» **ABOUT THIS TASK**: Copy the records below without altering a single word.

Element data from apps and pages
=====
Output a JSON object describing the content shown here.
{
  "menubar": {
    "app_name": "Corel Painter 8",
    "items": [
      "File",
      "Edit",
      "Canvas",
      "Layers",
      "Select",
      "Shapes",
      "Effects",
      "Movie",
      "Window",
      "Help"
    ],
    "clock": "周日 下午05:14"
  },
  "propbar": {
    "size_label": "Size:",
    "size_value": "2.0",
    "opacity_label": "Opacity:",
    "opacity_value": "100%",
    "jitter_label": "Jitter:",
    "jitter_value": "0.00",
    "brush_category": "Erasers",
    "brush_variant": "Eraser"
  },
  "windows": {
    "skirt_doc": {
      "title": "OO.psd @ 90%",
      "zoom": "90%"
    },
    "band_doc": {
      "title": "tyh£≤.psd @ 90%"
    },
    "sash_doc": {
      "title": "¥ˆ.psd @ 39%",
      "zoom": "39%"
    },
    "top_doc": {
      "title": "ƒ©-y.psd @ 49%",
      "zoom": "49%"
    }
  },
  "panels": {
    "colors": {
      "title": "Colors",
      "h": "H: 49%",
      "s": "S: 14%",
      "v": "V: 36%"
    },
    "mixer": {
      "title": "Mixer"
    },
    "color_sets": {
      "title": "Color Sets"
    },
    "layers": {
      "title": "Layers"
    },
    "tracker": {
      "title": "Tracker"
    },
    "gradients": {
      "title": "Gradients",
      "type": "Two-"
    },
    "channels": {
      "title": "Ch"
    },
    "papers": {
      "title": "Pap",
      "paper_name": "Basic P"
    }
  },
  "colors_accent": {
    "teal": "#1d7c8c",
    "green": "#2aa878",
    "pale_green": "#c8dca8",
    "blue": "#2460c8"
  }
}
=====
» **SOLUTION TO THE PROBLEM**:
Output a JSON object describing the content shown here.
{
  "menubar": {
    "app_name": "Corel Painter 8",
    "items": [
      "File",
      "Edit",
      "Canvas",
      "Layers",
      "Select",
      "Shapes",
      "Effects",
      "Movie",
      "Window",
      "Help"
    ],
    "clock": "周日 下午05:14"
  },
  "propbar": {
    "size_label": "Size:",
    "size_value": "2.0",
    "opacity_label": "Opacity:",
    "opacity_value": "100%",
    "jitter_label": "Jitter:",
    "jitter_value": "0.00",
    "brush_category": "Erasers",
    "brush_variant": "Eraser"
  },
  "windows": {
    "skirt_doc": {
      "title": "OO.psd @ 90%",
      "zoom": "90%"
    },
    "band_doc": {
      "title": "tyh£≤.psd @ 90%"
    },
    "sash_doc": {
      "title": "¥ˆ.psd @ 39%",
      "zoom": "39%"
    },
    "top_doc": {
      "title": "ƒ©-y.psd @ 49%",
      "zoom": "49%"
    }
  },
  "panels": {
    "colors": {
      "title": "Colors",
      "h": "H: 49%",
      "s": "S: 14%",
      "v": "V: 36%"
    },
    "mixer": {
      "title": "Mixer"
    },
    "color_sets": {
      "title": "Color Sets"
    },
    "layers": {
      "title": "Layers"
    },
    "tracker": {
      "title": "Tracker"
    },
    "gradients": {
      "title": "Gradients",
      "type": "Two-"
    },
    "channels": {
      "title": "Ch"
    },
    "papers": {
      "title": "Pap",
      "paper_name": "Basic P"
    }
  },
  "colors_accent": {
    "teal": "#1d7c8c",
    "green": "#2aa878",
    "pale_green": "#c8dca8",
    "blue": "#2460c8"
  }
}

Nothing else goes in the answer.